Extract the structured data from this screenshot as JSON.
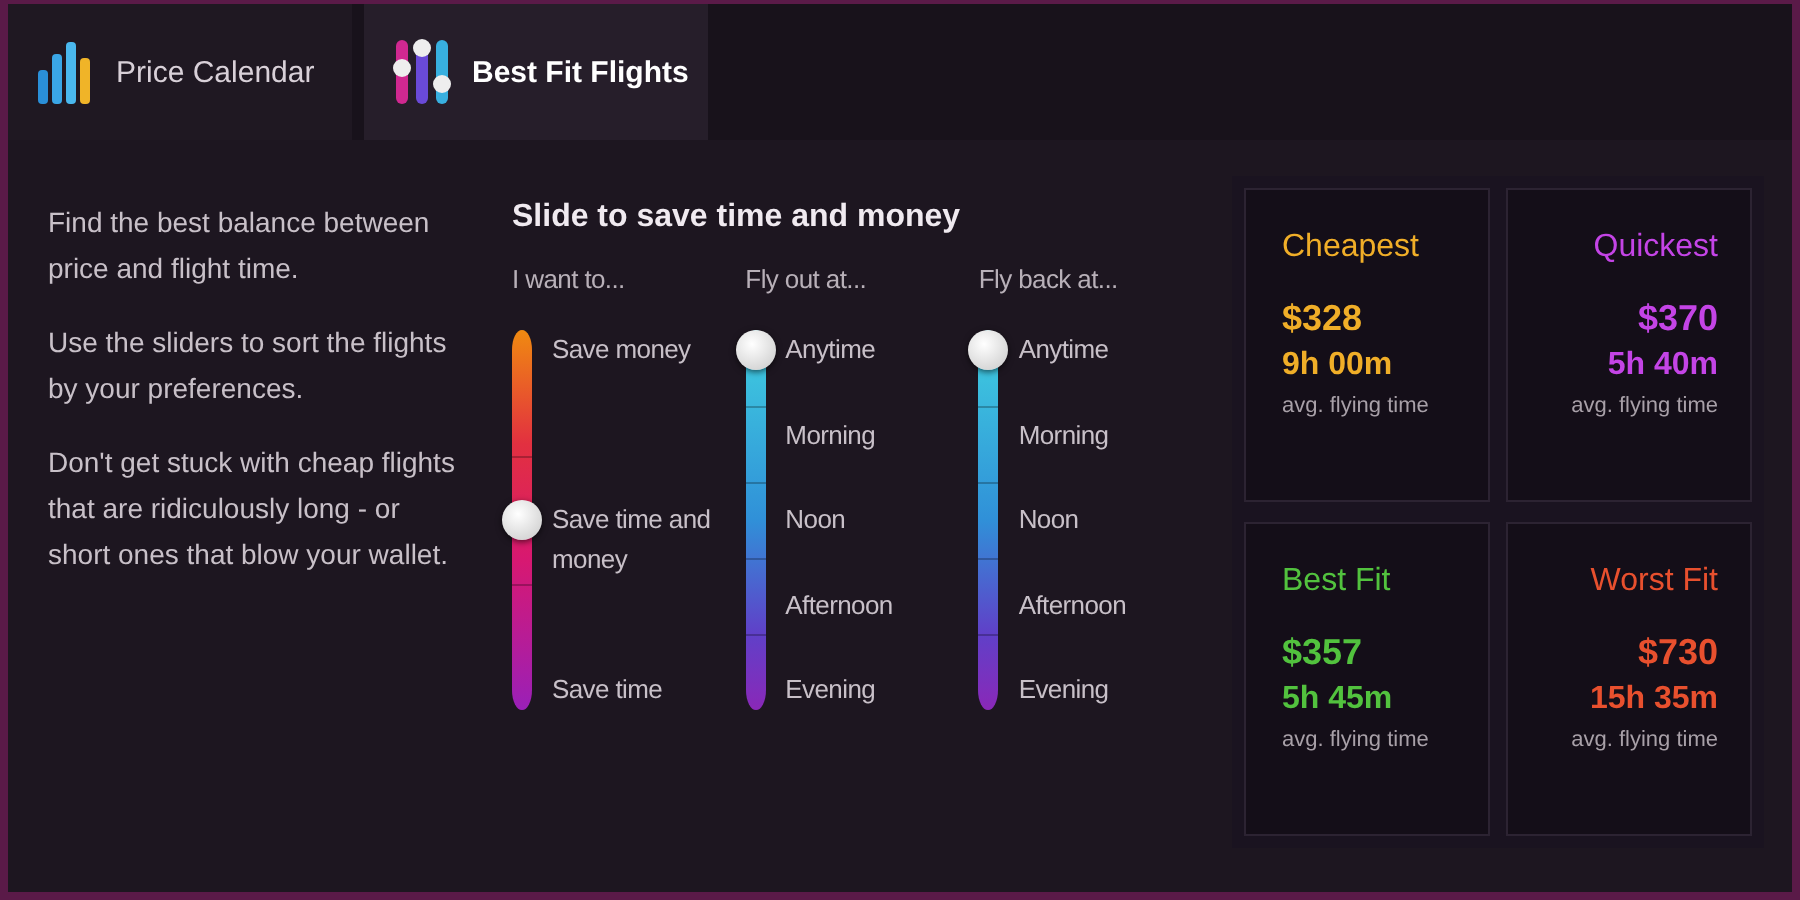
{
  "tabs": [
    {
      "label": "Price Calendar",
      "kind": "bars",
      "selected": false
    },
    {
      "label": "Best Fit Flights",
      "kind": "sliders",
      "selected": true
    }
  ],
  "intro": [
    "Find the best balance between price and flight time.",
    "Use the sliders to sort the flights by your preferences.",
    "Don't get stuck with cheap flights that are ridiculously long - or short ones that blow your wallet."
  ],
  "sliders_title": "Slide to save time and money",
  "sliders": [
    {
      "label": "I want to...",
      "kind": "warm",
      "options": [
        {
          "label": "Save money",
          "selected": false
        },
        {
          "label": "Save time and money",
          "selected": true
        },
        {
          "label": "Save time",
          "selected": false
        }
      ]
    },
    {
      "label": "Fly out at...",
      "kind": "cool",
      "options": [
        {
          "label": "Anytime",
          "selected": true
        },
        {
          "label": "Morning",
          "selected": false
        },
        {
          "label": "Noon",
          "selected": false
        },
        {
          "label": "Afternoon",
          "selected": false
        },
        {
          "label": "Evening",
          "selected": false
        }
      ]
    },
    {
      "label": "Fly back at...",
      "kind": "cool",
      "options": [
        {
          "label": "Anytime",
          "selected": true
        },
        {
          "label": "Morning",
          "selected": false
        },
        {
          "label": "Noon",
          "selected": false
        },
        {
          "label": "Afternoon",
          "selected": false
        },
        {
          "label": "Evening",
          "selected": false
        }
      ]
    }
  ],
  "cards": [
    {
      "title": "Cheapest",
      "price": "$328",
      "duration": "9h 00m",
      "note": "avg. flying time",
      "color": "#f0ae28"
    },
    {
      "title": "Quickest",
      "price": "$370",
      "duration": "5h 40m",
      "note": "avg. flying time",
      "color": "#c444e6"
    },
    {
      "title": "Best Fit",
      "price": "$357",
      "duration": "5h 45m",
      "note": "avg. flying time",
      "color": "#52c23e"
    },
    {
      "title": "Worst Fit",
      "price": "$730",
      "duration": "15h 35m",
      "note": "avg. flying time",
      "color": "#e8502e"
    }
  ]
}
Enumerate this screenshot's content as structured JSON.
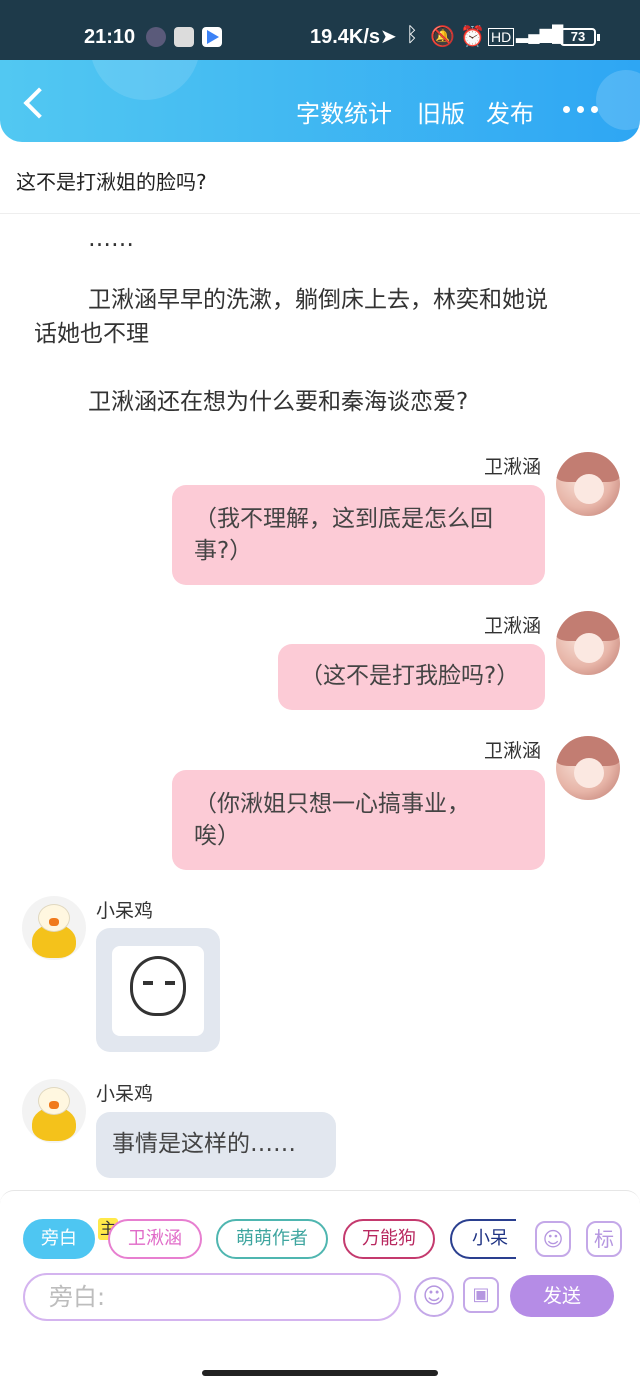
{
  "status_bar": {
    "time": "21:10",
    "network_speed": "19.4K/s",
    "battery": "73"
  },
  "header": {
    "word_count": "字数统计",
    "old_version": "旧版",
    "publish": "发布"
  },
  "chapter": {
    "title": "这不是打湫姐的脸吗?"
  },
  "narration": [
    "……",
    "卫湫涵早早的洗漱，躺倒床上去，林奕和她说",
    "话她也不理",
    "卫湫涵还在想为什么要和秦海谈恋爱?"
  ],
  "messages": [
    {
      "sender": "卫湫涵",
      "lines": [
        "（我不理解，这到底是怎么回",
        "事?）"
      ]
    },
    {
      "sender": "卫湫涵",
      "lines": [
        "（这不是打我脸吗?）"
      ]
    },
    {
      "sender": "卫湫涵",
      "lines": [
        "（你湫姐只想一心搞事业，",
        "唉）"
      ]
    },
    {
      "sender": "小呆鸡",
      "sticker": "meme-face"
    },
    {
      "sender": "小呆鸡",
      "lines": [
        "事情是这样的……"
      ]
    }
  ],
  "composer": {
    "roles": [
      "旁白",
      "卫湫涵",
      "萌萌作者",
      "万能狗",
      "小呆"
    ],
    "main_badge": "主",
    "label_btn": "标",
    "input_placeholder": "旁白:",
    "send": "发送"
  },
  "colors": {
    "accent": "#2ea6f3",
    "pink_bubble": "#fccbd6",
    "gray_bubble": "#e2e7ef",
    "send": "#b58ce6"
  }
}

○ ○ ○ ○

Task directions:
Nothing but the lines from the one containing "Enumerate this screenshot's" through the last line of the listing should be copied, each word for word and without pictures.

Response:
Enumerate this screenshot's content as structured JSON.
{
  "status_bar": {
    "time": "21:10",
    "network_speed": "19.4K/s",
    "battery": "73"
  },
  "header": {
    "word_count": "字数统计",
    "old_version": "旧版",
    "publish": "发布"
  },
  "chapter": {
    "title": "这不是打湫姐的脸吗?"
  },
  "narration": [
    "……",
    "卫湫涵早早的洗漱，躺倒床上去，林奕和她说",
    "话她也不理",
    "卫湫涵还在想为什么要和秦海谈恋爱?"
  ],
  "messages": [
    {
      "sender": "卫湫涵",
      "lines": [
        "（我不理解，这到底是怎么回",
        "事?）"
      ]
    },
    {
      "sender": "卫湫涵",
      "lines": [
        "（这不是打我脸吗?）"
      ]
    },
    {
      "sender": "卫湫涵",
      "lines": [
        "（你湫姐只想一心搞事业，",
        "唉）"
      ]
    },
    {
      "sender": "小呆鸡",
      "sticker": "meme-face"
    },
    {
      "sender": "小呆鸡",
      "lines": [
        "事情是这样的……"
      ]
    }
  ],
  "composer": {
    "roles": [
      "旁白",
      "卫湫涵",
      "萌萌作者",
      "万能狗",
      "小呆"
    ],
    "main_badge": "主",
    "label_btn": "标",
    "input_placeholder": "旁白:",
    "send": "发送"
  },
  "colors": {
    "accent": "#2ea6f3",
    "pink_bubble": "#fccbd6",
    "gray_bubble": "#e2e7ef",
    "send": "#b58ce6"
  }
}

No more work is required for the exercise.